This was uplift day, so we got shuttled to the top of the mountains, above the cloud forest to begin the longest stage of the week. There’s a satisfying feeling to be had from riding a mountain from top to bottom, especially when the terrain is as varied as what we'd encountered; from natural woodland with loads of flow, to super steep switchbacks and technical single track carved out of sand-like brown powder. We ventured through open clearings in the jungle, and descended down jagged boulder fields, eventually arriving in the valley with a river bed of smooth boulders to negotiate. The trails are everything you’d expect, and yet not at all what you’d expect.
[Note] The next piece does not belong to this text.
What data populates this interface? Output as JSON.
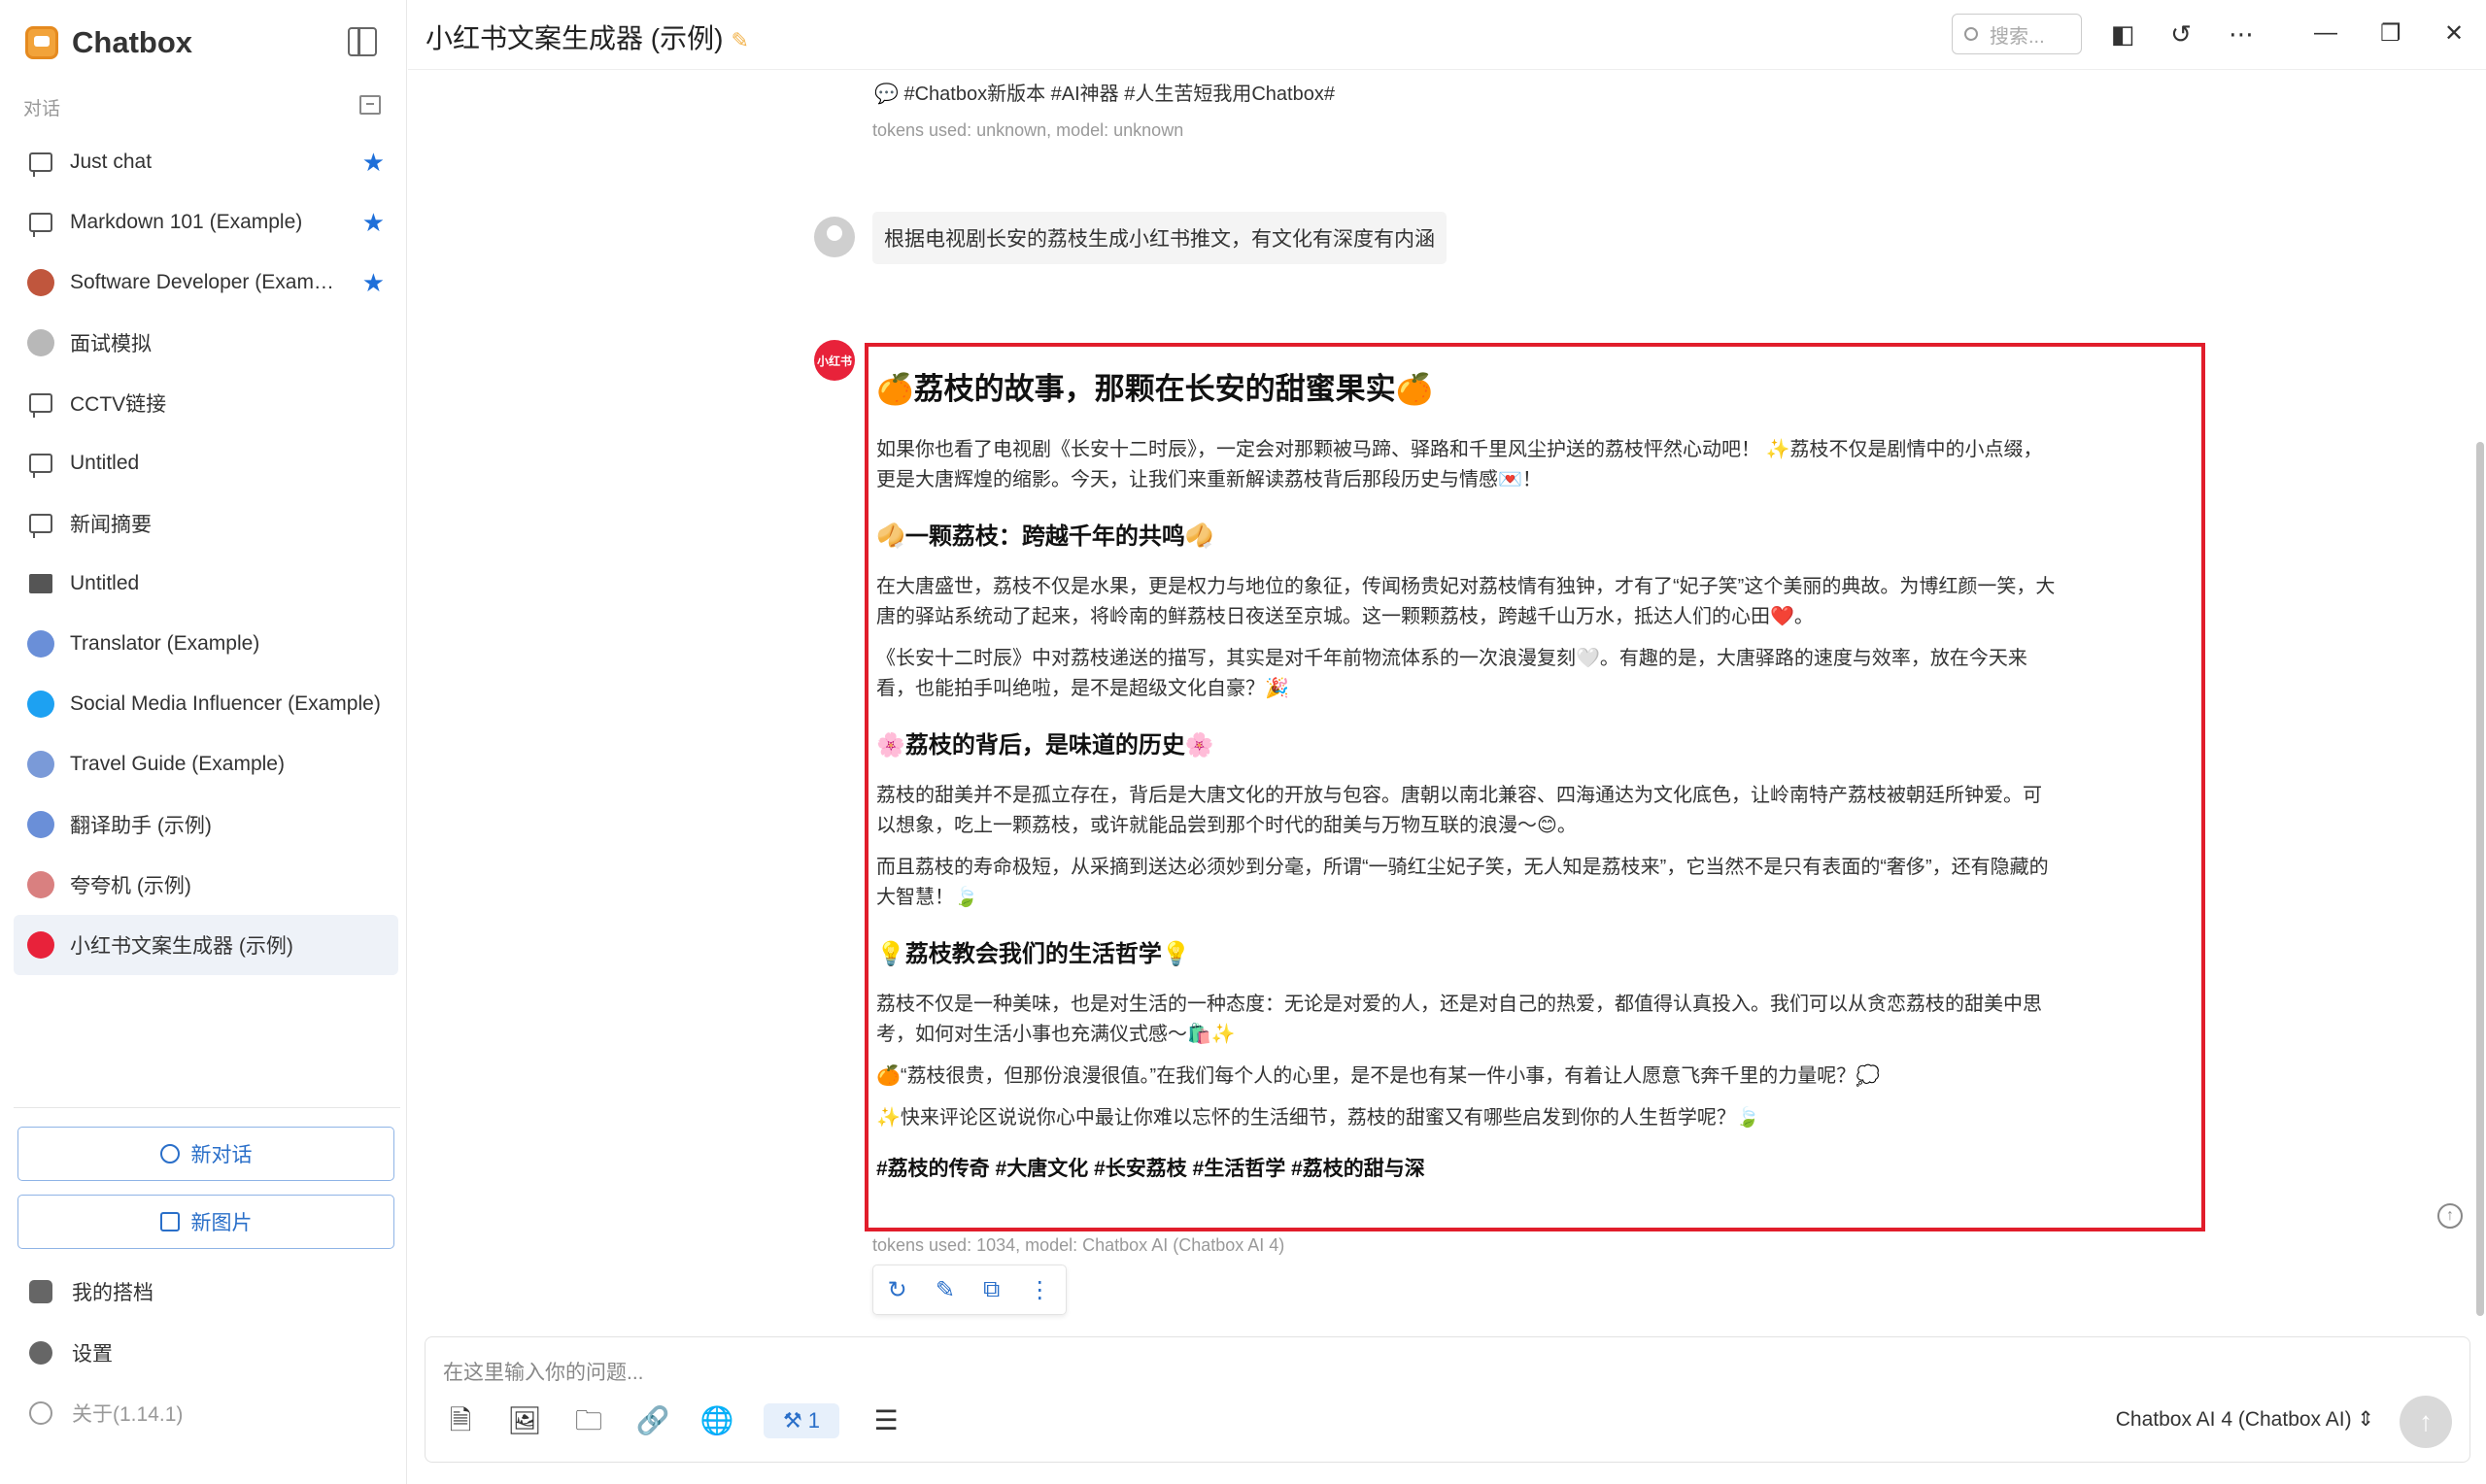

Shuttling up to ride this trail again was a treat, not a chore.
On the finial day we used the shuttles again to ride two tracks, then finish early for bike-packing and final celebrations. The Red Bull DJ truck pulled up on the side of the mountain edge to blare tunes out into the valley through to early hours of the morning while one of the locals served classic Costa Rican beer and some rather potent alcoholic punch. There were a few green faces on the transfer buses back into the city the next day, that was for sure.
I stayed in the country for a few days to visit some volcanoes and beaches, and my time was made abundantly more enjoyable after making friends with a bunch of Canadians and a couple of Americans during the race - people I will forever keep in touch with - a sure sign that this race is one of the best out there for atmosphere as well as location, and one that absolutely has to be on your ‘to do’ list for enduro stage races.
TransCR entries go live on 12th September 2017, with racing due for 13-18th February 2018 with only 100 riders accepted.